- Take care of yourself – Is the problem your marriage or is it you? Are you sleeping, eating well, exercising, meditating, journaling, etc. How are your self-care habits? It’s hard to give to others when your cup is empty. Self-care sounds selfish doesn’t it! Let me go back to the basics I learned in my Senior Life Saving Class. You cannot help someone else if you become a victim yourself. Or more bluntly, you cannot do anyone any good if you are dead! Take care of yourself so you can care for others. While this point doesn’t take the space of others, it does not decrease its weight. Self-care is vital to caring!
- Keep the end game in mind – What do you really want? Since its likely not the title of champion of the NCAA tournament, then what is it? A peaceful home? An intimate relationship – emotionally… physically? A lifelong companion? What is one way you can work towards that today? Former NFL Coach George Allen says, “Try not to do too many things at once. Know what you want, the number one thing today and tomorrow.

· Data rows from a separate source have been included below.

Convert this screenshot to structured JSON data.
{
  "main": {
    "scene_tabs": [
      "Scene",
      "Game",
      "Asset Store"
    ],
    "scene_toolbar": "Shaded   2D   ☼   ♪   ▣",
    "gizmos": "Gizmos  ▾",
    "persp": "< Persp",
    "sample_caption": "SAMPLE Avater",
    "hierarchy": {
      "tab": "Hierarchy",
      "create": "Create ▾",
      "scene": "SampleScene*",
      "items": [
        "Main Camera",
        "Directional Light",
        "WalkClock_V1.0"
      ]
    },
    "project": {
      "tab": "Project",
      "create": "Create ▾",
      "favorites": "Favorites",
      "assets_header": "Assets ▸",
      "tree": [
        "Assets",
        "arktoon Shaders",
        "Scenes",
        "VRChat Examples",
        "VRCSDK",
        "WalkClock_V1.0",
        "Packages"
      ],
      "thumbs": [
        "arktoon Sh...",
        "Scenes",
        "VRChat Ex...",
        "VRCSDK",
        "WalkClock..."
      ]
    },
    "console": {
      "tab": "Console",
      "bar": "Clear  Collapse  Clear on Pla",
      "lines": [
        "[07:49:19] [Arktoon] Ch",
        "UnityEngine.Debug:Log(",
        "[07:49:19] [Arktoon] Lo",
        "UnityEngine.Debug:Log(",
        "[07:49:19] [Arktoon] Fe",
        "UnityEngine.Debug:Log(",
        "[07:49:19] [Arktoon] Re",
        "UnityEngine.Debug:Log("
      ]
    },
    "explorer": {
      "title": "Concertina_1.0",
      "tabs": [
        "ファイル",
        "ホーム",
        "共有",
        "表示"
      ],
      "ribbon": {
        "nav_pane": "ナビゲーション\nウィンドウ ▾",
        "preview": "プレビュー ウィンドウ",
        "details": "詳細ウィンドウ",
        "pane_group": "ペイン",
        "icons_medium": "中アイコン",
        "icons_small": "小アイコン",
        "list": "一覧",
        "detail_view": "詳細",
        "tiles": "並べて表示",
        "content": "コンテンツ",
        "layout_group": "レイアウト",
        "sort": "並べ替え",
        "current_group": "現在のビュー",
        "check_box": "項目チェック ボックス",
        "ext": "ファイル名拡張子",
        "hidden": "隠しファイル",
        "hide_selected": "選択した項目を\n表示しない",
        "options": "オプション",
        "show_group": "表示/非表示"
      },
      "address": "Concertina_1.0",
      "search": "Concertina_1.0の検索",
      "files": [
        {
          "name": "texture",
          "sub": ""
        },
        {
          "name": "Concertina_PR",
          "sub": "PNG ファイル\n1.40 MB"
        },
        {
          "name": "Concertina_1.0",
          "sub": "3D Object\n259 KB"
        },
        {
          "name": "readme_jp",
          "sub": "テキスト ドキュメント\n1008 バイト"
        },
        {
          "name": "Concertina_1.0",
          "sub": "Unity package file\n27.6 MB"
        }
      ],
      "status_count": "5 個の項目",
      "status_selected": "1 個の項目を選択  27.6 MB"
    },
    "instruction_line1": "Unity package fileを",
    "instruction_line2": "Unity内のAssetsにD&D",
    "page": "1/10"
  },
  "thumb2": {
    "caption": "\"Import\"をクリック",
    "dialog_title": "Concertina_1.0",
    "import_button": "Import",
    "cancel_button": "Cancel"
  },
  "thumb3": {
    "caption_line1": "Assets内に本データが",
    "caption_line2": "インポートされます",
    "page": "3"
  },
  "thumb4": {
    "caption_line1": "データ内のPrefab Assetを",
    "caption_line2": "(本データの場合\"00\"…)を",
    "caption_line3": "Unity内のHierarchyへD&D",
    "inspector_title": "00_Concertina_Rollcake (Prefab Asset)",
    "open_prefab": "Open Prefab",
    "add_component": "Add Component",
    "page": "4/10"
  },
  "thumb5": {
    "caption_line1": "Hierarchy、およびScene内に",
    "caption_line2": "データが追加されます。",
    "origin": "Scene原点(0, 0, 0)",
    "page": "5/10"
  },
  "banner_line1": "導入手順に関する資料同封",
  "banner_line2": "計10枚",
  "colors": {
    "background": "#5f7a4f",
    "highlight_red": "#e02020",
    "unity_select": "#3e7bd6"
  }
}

Persevere and get it done.” Which reminds me of another thought, we can be so focused on what is urgent, we neglect what is important! I read recently that many pastors believe they could spend their whole day reading and responding to email! Since when did an electronic piece of information begin to dominate our days? When I was visiting with someone in my study and the phone rang, even my cell phone (Unless it was my wife) I would ignore it! It is amazing the looks I would get when I did not immediately answer the phone. Let me ask you, what is more important, the person in front of you or the one on the phone! Focus on the end game, focus on what is important not what is urgent.
- Find a good coach/marriage mentor/counselor – Some things are bigger than we are. Getting help is the smart option. A good coach helps you do what you don’t want to do, so you can do what you want to do. This last one may seem a little self-serving as I am a marriage counselor. But even I need some outside perspective once in a while, we all do. Why do you think the greatest athletes have coaches and trainers? They understand the importance of someone watching them and helping them to be better.
I have to own the reality that this blog is filled with sports metaphors, maybe you liked that, maybe you didn’t. But keep in mind the number one on this list. You are on the same team. When you and your spouse stood up and said “I Do” the solo performance was done, you had joined a team and picked up a team mate. If you focus on winning together, you may not wind up with a Hall of Fame marriage, but I can promise you it will be better than finishing that duet ahead of your spouse.